[Source records]
= Beginning of Section =

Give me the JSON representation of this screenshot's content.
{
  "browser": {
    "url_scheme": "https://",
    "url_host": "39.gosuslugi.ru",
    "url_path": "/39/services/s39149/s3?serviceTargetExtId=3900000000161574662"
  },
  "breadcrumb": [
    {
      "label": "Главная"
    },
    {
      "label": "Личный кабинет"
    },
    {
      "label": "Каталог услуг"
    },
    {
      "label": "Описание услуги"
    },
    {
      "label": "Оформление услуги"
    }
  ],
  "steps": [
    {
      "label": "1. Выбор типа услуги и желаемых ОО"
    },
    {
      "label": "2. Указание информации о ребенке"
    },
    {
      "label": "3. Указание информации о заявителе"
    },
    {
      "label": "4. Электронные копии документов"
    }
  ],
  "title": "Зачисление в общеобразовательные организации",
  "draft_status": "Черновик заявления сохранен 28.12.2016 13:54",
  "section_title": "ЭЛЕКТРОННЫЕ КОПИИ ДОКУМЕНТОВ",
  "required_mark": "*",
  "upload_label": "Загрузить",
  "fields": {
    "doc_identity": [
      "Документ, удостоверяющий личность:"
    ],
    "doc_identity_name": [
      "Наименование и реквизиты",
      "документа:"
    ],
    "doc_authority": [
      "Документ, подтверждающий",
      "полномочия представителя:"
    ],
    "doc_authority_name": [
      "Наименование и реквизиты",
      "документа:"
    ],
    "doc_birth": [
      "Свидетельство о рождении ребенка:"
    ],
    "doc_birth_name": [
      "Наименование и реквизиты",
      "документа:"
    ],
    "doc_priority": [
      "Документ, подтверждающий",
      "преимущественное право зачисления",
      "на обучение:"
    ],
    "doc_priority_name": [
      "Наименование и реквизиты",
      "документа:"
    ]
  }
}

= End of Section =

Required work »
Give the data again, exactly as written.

Result for this exercise »
Give me the JSON representation of this screenshot's content.
{
  "browser": {
    "url_scheme": "https://",
    "url_host": "39.gosuslugi.ru",
    "url_path": "/39/services/s39149/s3?serviceTargetExtId=3900000000161574662"
  },
  "breadcrumb": [
    {
      "label": "Главная"
    },
    {
      "label": "Личный кабинет"
    },
    {
      "label": "Каталог услуг"
    },
    {
      "label": "Описание услуги"
    },
    {
      "label": "Оформление услуги"
    }
  ],
  "steps": [
    {
      "label": "1. Выбор типа услуги и желаемых ОО"
    },
    {
      "label": "2. Указание информации о ребенке"
    },
    {
      "label": "3. Указание информации о заявителе"
    },
    {
      "label": "4. Электронные копии документов"
    }
  ],
  "title": "Зачисление в общеобразовательные организации",
  "draft_status": "Черновик заявления сохранен 28.12.2016 13:54",
  "section_title": "ЭЛЕКТРОННЫЕ КОПИИ ДОКУМЕНТОВ",
  "required_mark": "*",
  "upload_label": "Загрузить",
  "fields": {
    "doc_identity": [
      "Документ, удостоверяющий личность:"
    ],
    "doc_identity_name": [
      "Наименование и реквизиты",
      "документа:"
    ],
    "doc_authority": [
      "Документ, подтверждающий",
      "полномочия представителя:"
    ],
    "doc_authority_name": [
      "Наименование и реквизиты",
      "документа:"
    ],
    "doc_birth": [
      "Свидетельство о рождении ребенка:"
    ],
    "doc_birth_name": [
      "Наименование и реквизиты",
      "документа:"
    ],
    "doc_priority": [
      "Документ, подтверждающий",
      "преимущественное право зачисления",
      "на обучение:"
    ],
    "doc_priority_name": [
      "Наименование и реквизиты",
      "документа:"
    ]
  }
}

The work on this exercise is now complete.